“But it was because of the false brethren secretly brought in, who had sneaked in to spy out our liberty which we have in Christ Jesus, in order to bring us into bondage.” (Galatians 2:4)
Some people are just “different” than we are: they may look differently, have a different background and perspective, different tastes, etc. People will vary in a number of ways. But notice that Paul does not say in Galatians that his opponents were merely “different;’ he said they were “false.” There is a big difference.
The Judaiazers who opposed Paul were not just “different.” It wasn’t that they used a different kind of music for worship, or met in homes instead of a public place. That would be “different.” But these men were “false.” They were NOT brothers in Christ at all. They were teaching and practicing contrary to the basic Christian doctrine of justification by faith alone, as Paul makes clear later in this letter. They would drag Christianity back into Jewish legalism, and Paul knew when to draw the line. These men were not just “different” — they were “false” and he labeled them as such.

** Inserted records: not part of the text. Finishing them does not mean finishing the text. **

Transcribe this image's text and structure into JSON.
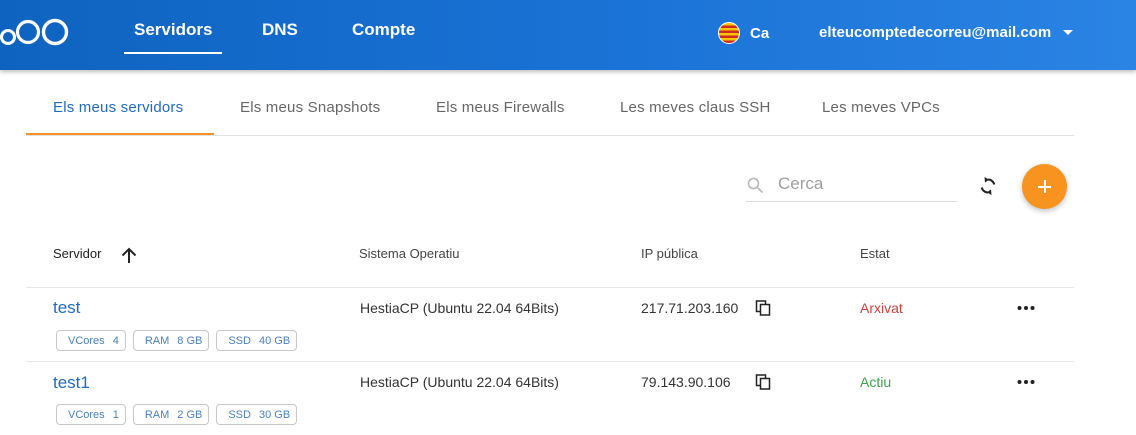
{
  "topnav": {
    "items": [
      {
        "label": "Servidors",
        "active": true
      },
      {
        "label": "DNS",
        "active": false
      },
      {
        "label": "Compte",
        "active": false
      }
    ],
    "language": "Ca",
    "account_email": "elteucomptedecorreu@mail.com"
  },
  "subtabs": [
    {
      "label": "Els meus servidors",
      "active": true
    },
    {
      "label": "Els meus Snapshots",
      "active": false
    },
    {
      "label": "Els meus Firewalls",
      "active": false
    },
    {
      "label": "Les meves claus SSH",
      "active": false
    },
    {
      "label": "Les meves VPCs",
      "active": false
    }
  ],
  "search": {
    "placeholder": "Cerca",
    "value": ""
  },
  "table": {
    "columns": [
      "Servidor",
      "Sistema Operatiu",
      "IP pública",
      "Estat"
    ],
    "sort_column": "Servidor",
    "sort_direction": "ascending",
    "rows": [
      {
        "name": "test",
        "specs": [
          {
            "label": "VCores",
            "value": "4"
          },
          {
            "label": "RAM",
            "value": "8 GB"
          },
          {
            "label": "SSD",
            "value": "40 GB"
          }
        ],
        "os": "HestiaCP (Ubuntu 22.04 64Bits)",
        "ip": "217.71.203.160",
        "status": "Arxivat"
      },
      {
        "name": "test1",
        "specs": [
          {
            "label": "VCores",
            "value": "1"
          },
          {
            "label": "RAM",
            "value": "2 GB"
          },
          {
            "label": "SSD",
            "value": "30 GB"
          }
        ],
        "os": "HestiaCP (Ubuntu 22.04 64Bits)",
        "ip": "79.143.90.106",
        "status": "Actiu"
      }
    ]
  },
  "colors": {
    "header": "#1a73d6",
    "accent": "#f7931e",
    "link": "#1f6bc6",
    "status_archived": "#d0413a",
    "status_active": "#3ea34a"
  },
  "icons": [
    "logo",
    "flag-catalonia-icon",
    "chevron-down-icon",
    "search-icon",
    "refresh-icon",
    "add-icon",
    "sort-arrow-up-icon",
    "copy-icon",
    "more-horizontal-icon"
  ]
}
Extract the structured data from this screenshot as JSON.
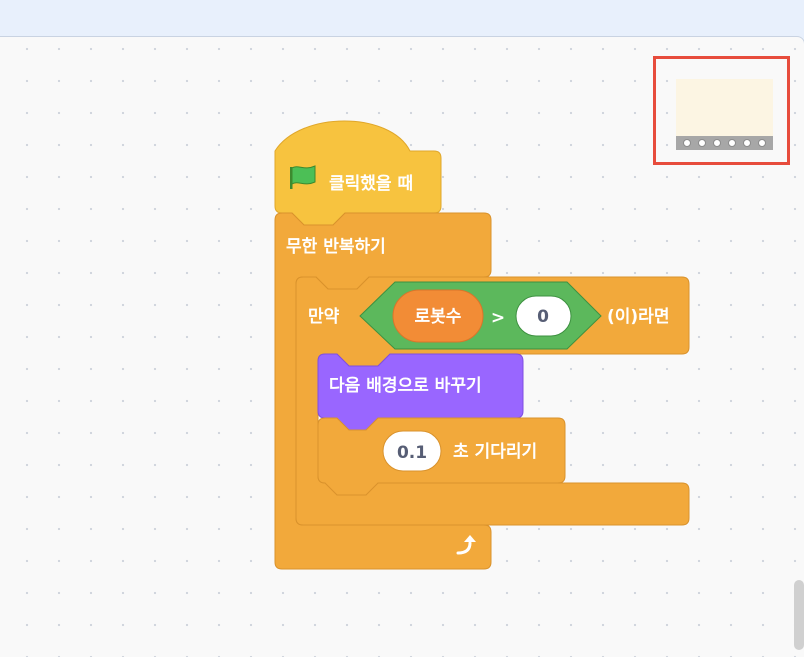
{
  "event_block": {
    "label": "클릭했을 때",
    "icon": "green-flag-icon",
    "color": "#f7c33f"
  },
  "forever_block": {
    "label": "무한 반복하기",
    "loop_icon": "loop-arrow-icon",
    "color": "#f2a93b"
  },
  "if_block": {
    "label_if": "만약",
    "label_then": "(이)라면",
    "condition": {
      "operator": ">",
      "left_reporter": "로봇수",
      "right_value": "0",
      "color": "#5cb85c"
    }
  },
  "looks_block": {
    "label": "다음 배경으로 바꾸기",
    "color": "#9966ff"
  },
  "wait_block": {
    "value": "0.1",
    "label": "초 기다리기"
  },
  "sprite_thumbnail": {
    "icon": "sprite-costume-icon"
  },
  "colors": {
    "variable": "#f28c36",
    "highlight": "#e74c3c"
  }
}
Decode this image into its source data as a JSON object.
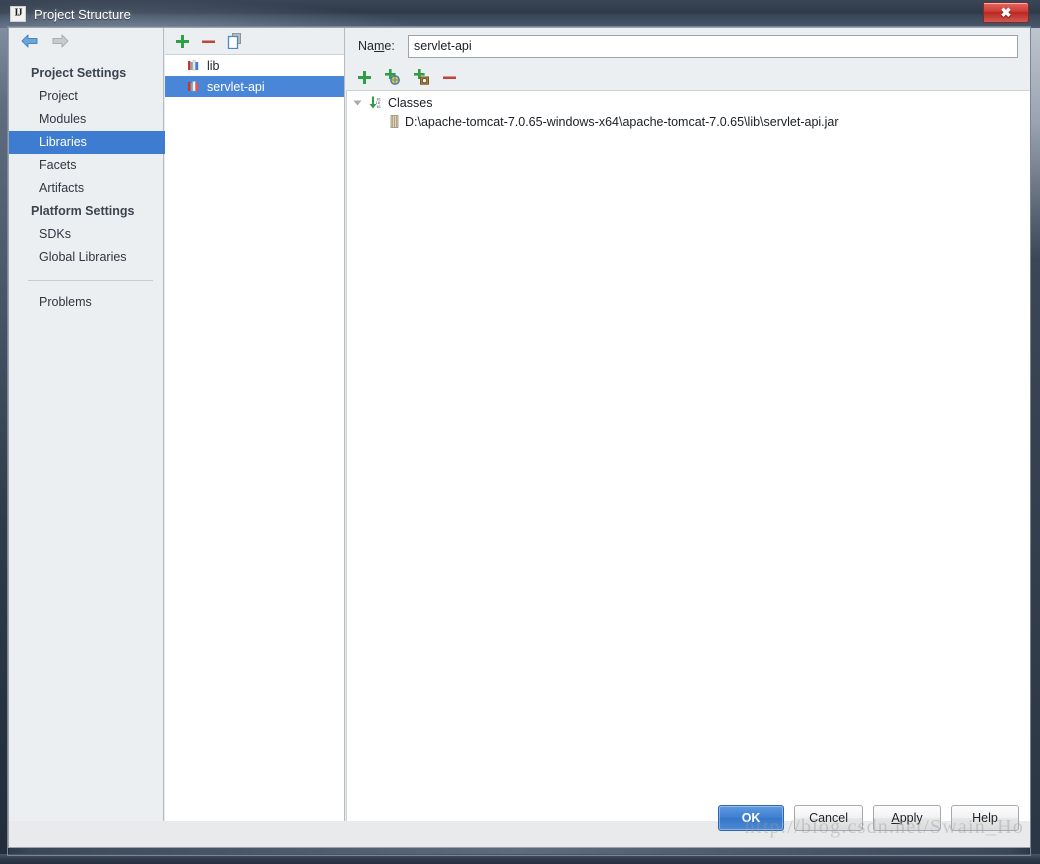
{
  "window": {
    "title": "Project Structure",
    "app_icon": "intellij-idea-icon",
    "close_icon": "close-icon"
  },
  "nav": {
    "back_icon": "arrow-left-icon",
    "forward_icon": "arrow-right-icon"
  },
  "sidebar": {
    "groups": [
      {
        "label": "Project Settings",
        "items": [
          {
            "label": "Project",
            "selected": false
          },
          {
            "label": "Modules",
            "selected": false
          },
          {
            "label": "Libraries",
            "selected": true
          },
          {
            "label": "Facets",
            "selected": false
          },
          {
            "label": "Artifacts",
            "selected": false
          }
        ]
      },
      {
        "label": "Platform Settings",
        "items": [
          {
            "label": "SDKs",
            "selected": false
          },
          {
            "label": "Global Libraries",
            "selected": false
          }
        ]
      }
    ],
    "footer_items": [
      {
        "label": "Problems",
        "selected": false
      }
    ]
  },
  "library_panel": {
    "toolbar": [
      {
        "name": "add-library-button",
        "icon": "plus-icon",
        "label": "+"
      },
      {
        "name": "remove-library-button",
        "icon": "minus-icon",
        "label": "−"
      },
      {
        "name": "copy-library-button",
        "icon": "copy-icon",
        "label": "copy"
      }
    ],
    "items": [
      {
        "label": "lib",
        "icon": "library-books-icon",
        "selected": false
      },
      {
        "label": "servlet-api",
        "icon": "library-books-icon",
        "selected": true
      }
    ]
  },
  "detail": {
    "name_label_before": "Na",
    "name_label_mnemonic": "m",
    "name_label_after": "e:",
    "name_value": "servlet-api",
    "name_placeholder": "",
    "roots_toolbar": [
      {
        "name": "add-root-button",
        "icon": "plus-icon"
      },
      {
        "name": "add-url-root-button",
        "icon": "plus-globe-icon"
      },
      {
        "name": "add-jar-directory-button",
        "icon": "plus-jar-icon"
      },
      {
        "name": "remove-root-button",
        "icon": "minus-icon"
      }
    ],
    "tree": {
      "root": {
        "label": "Classes",
        "icon": "classes-root-icon",
        "expanded": true,
        "toggle_icon": "triangle-down-icon"
      },
      "children": [
        {
          "label": "D:\\apache-tomcat-7.0.65-windows-x64\\apache-tomcat-7.0.65\\lib\\servlet-api.jar",
          "icon": "jar-file-icon"
        }
      ]
    }
  },
  "footer": {
    "buttons": [
      {
        "label": "OK",
        "default": true,
        "mnemonic": ""
      },
      {
        "label": "Cancel",
        "default": false,
        "mnemonic": ""
      },
      {
        "label": "Apply",
        "default": false,
        "mnemonic": "A"
      },
      {
        "label": "Help",
        "default": false,
        "mnemonic": ""
      }
    ]
  },
  "watermark": {
    "text": "http://blog.csdn.net/Swain_Ho"
  },
  "colors": {
    "selection_blue": "#4a86d8",
    "sidebar_selection_blue": "#3d7cd0",
    "default_button_blue": "#3f7fd2",
    "green_plus": "#2f9e44",
    "red_minus": "#c0453b",
    "titlebar_dark": "#2f3a49"
  }
}
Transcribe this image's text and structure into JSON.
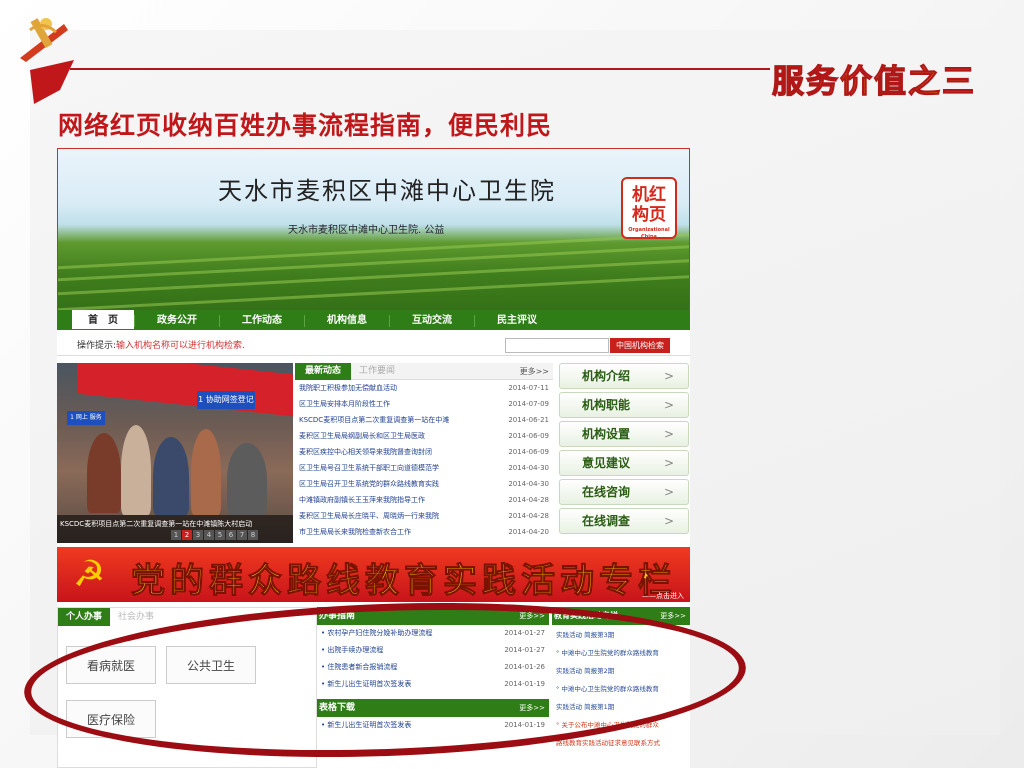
{
  "slide": {
    "tag": "服务价值之三",
    "title": "网络红页收纳百姓办事流程指南，便民利民"
  },
  "site": {
    "title": "天水市麦积区中滩中心卫生院",
    "subtitle": "天水市麦积区中滩中心卫生院. 公益",
    "seal_text": [
      "机红",
      "构页"
    ],
    "seal_small": "Organizational China",
    "nav": [
      "首　页",
      "政务公开",
      "工作动态",
      "机构信息",
      "互动交流",
      "民主评议"
    ],
    "hint_label": "操作提示:",
    "hint_text": "输入机构名称可以进行机构检索.",
    "search_button": "中国机构检索",
    "photo_signs": [
      "1 协助网签登记",
      "1 网上 服务"
    ],
    "photo_caption": "KSCDC麦积项目点第二次重复调查第一站在中滩镇陈大村启动",
    "pager": [
      "1",
      "2",
      "3",
      "4",
      "5",
      "6",
      "7",
      "8"
    ],
    "news": {
      "tab_active": "最新动态",
      "tab_inactive": "工作要闻",
      "more": "更多>>",
      "items": [
        {
          "title": "我院职工积极参加无偿献血活动",
          "date": "2014-07-11"
        },
        {
          "title": "区卫生局安排本月阶段性工作",
          "date": "2014-07-09"
        },
        {
          "title": "KSCDC麦积项目点第二次重复调查第一站在中滩",
          "date": "2014-06-21"
        },
        {
          "title": "麦积区卫生局局纲副局长和区卫生局医政",
          "date": "2014-06-09"
        },
        {
          "title": "麦积区疾控中心相关领导来我院督查询封闭",
          "date": "2014-06-09"
        },
        {
          "title": "区卫生局号召卫生系统干部职工向道德模范学",
          "date": "2014-04-30"
        },
        {
          "title": "区卫生局召开卫生系统党的群众路线教育实践",
          "date": "2014-04-30"
        },
        {
          "title": "中滩镇政府副镇长王玉萍来我院指导工作",
          "date": "2014-04-28"
        },
        {
          "title": "麦积区卫生局局长庄晓平、周晓炳一行来我院",
          "date": "2014-04-28"
        },
        {
          "title": "市卫生局局长来我院检查新农合工作",
          "date": "2014-04-20"
        }
      ]
    },
    "side_buttons": [
      "机构介绍",
      "机构职能",
      "机构设置",
      "意见建议",
      "在线咨询",
      "在线调查"
    ],
    "side_chevron": ">",
    "party_banner": "党的群众路线教育实践活动专栏",
    "party_click": "——点击进入",
    "personal": {
      "tab_active": "个人办事",
      "tab_inactive": "社会办事",
      "buttons": [
        "看病就医",
        "公共卫生",
        "医疗保险"
      ]
    },
    "guide": {
      "title": "办事指南",
      "more": "更多>>",
      "items": [
        {
          "title": "• 农村孕产妇住院分娩补助办理流程",
          "date": "2014-01-27"
        },
        {
          "title": "• 出院手续办理流程",
          "date": "2014-01-27"
        },
        {
          "title": "• 住院患者新合报销流程",
          "date": "2014-01-26"
        },
        {
          "title": "• 新生儿出生证明首次签发表",
          "date": "2014-01-19"
        }
      ]
    },
    "forms": {
      "title": "表格下载",
      "more": "更多>>",
      "items": [
        {
          "title": "• 新生儿出生证明首次签发表",
          "date": "2014-01-19"
        }
      ]
    },
    "edu": {
      "title": "教育实践活动专栏",
      "more": "更多>>",
      "items": [
        {
          "text": "实践活动 简报第3期",
          "red": false
        },
        {
          "text": "° 中滩中心卫生院党的群众路线教育",
          "red": false
        },
        {
          "text": "实践活动 简报第2期",
          "red": false
        },
        {
          "text": "° 中滩中心卫生院党的群众路线教育",
          "red": false
        },
        {
          "text": "实践活动 简报第1期",
          "red": false
        },
        {
          "text": "° 关于公布中滩中心卫生院党的群众",
          "red": true
        },
        {
          "text": "路线教育实践活动征求意见联系方式",
          "red": true
        }
      ]
    }
  },
  "colors": {
    "accent_red": "#c0181a",
    "site_green": "#2e7d16",
    "tag_orange": "#f5a623",
    "oval": "#9b0d12"
  }
}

Christians today need this same kind of discernment and courage. Some believers practice their faith in different ways than we do — and we should exercise charity and grace towards those who do. But there are also “many false prophets who have gone out into the world,” (I John 4) who are promulgating doctrines and practices which contradict some of the most basic tenets of our faith. When we encounter them, like Paul we need to call them out for what they are: not merely “different;” but “false.”